You are an undefeated Power 5 conference champ
No unbeaten Power 5 champion has ever been left out of the field.
Major independents like Notre Dame or BYU would either possibly or likely qualify as well.
You are a one-loss Power 5 conference champ
Oklahoma got in this way in 2018 and 2017, Georgia did it in 2017, Clemson and Washington did in 2016, Alabama, Michigan State, and Oklahoma in 2015, and Ohio State, Alabama, and Oregon did in 2014.
TCU and Baylor didn’t in 2014, but they were co-champs and didn’t play a conference title game.
Last year, Ohio State was the first team to finish 12-1 with a Power 5 Conference Championship Game win to be left out. And that required three unbeaten teams, plus another 12-1 major conference champion.
It’s worth noting that the 2018 Buckeyes were also ranked behind an 11-2 Georgia team that didn’t win its conference. So if you’re a team in this category hoping to get in, try not to lose to Purdue by 29 points.
You are a one-loss non-champion Power 5 team
If your regular season resume is strong enough and your loss is early enough in the year, you can overcome not winning your conference.
Ohio State got in this way in 2016, thanks to road wins over top-10 Oklahoma and Wisconsin and a home win over top-5 Michigan.
Wisconsin missed out after losing to Ohio State in the Big Ten Championship Game in 2017.
Alabama got in this way in 2017, despite losing its last game and having zero wins over top-15 teams. (See “Your Program Is Alabama” above)
You are a two-loss Power 5 conference champ
No two-loss team has ever made the College Football Playoff, but they have gotten close.

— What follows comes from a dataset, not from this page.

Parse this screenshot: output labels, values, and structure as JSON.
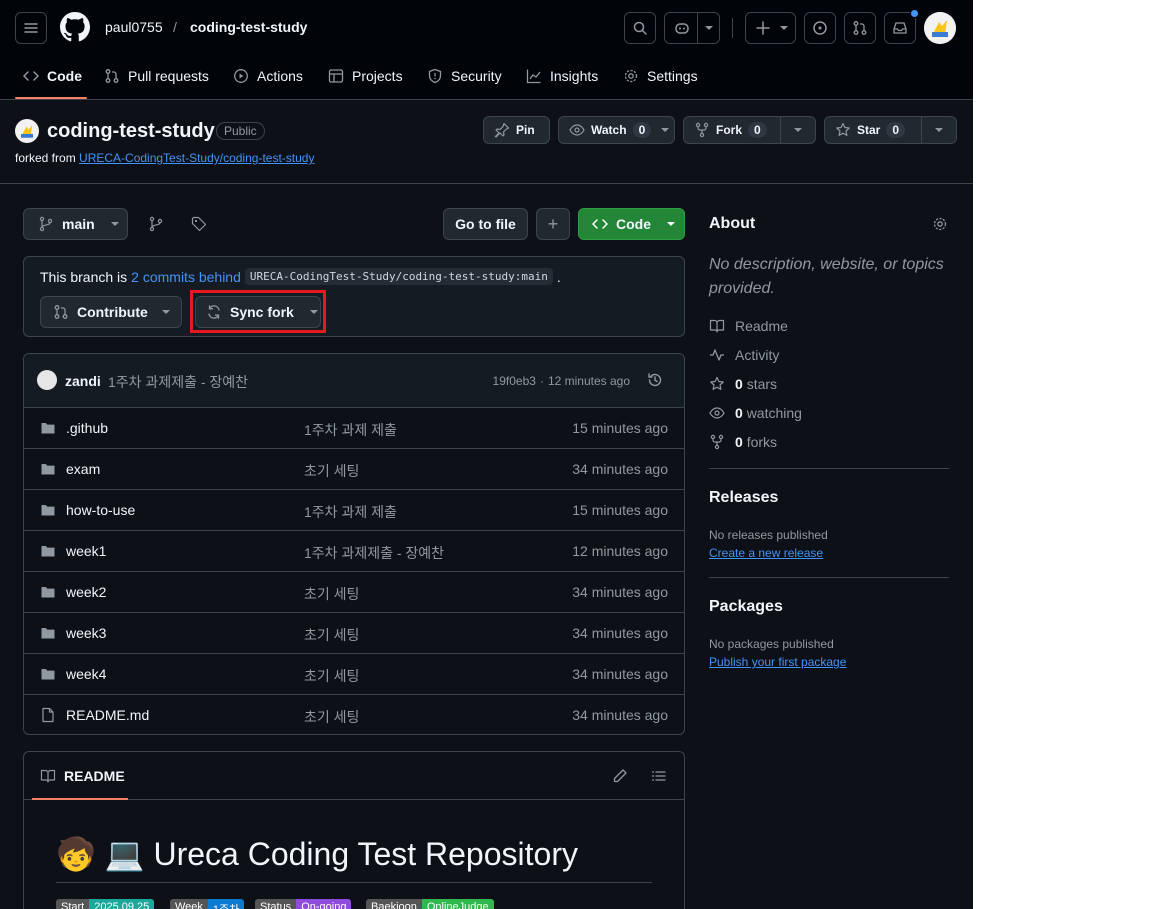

Penn State was an 11-2 Big Ten champ in 2016 and finished No. 5 in the rankings. Ohio State did the same thing in 2016.
Once you lose your second game, you are all but eliminated from the Playoff discussion. Again, we’ll mention that a two-loss Georgia was ranked No. 5 last season without even winning the conference. But as far as the Playoff field is concerned, No. 5 and No. 25 in the final rankings are functionally the same thing.
In a 2007 scenario, where the season devolves into a Thunderdome of massive upsets and everyone has two losses, you’d probably have a decent shot. But that doesn’t happen often.
Right now, two-loss teams aren’t listed below. If things start to get crazy later this year, that category could get added.
You are an undefeated Group of 5 conference champ
UCF went 12-0 and was ranked No. 12 in 2017. They were behind a three-loss Auburn team, and one spot ahead of 9-4 Stanford.
Houston went 12-1 in 2015 and was ranked No. 18.
This is ridiculous and unfair to basically half of FBS.
But theoretically, an unbeaten Group of 5 champ could get one of the top four spots.
The season started with all 130 FBS teams having at least some shot at making the final four. Now, that list is down to 12.
So who is still alive for the 2019 College Football Playoff race?
Unbeaten Power 5 Teams (5 remaining)
Clemson, Baylor, Minnesota, Ohio State, LSU.
Down goes Bama. Down goes Penn State. Five unbeatens remain. If Ohio State and Minnesota both run the table, they will play in the Big Ten Championship Game, so a maximum of four teams will enter Selection Sunday with perfect records. Baylor has gotten major scares two weeks in a row from so-so opponents, so it seems like their days in this group may be numbered.
One-loss Power 5 Teams (7 remaining)
Utah, Oregon, Georgia, Oklahoma, Penn State, Alabama.
Wake Forest got blown out at Virginia Tech, knocking them out of this group and the Playoff picture on the whole.
Unbeaten Group of 5 Teams (0 remaining)
Maybe next year.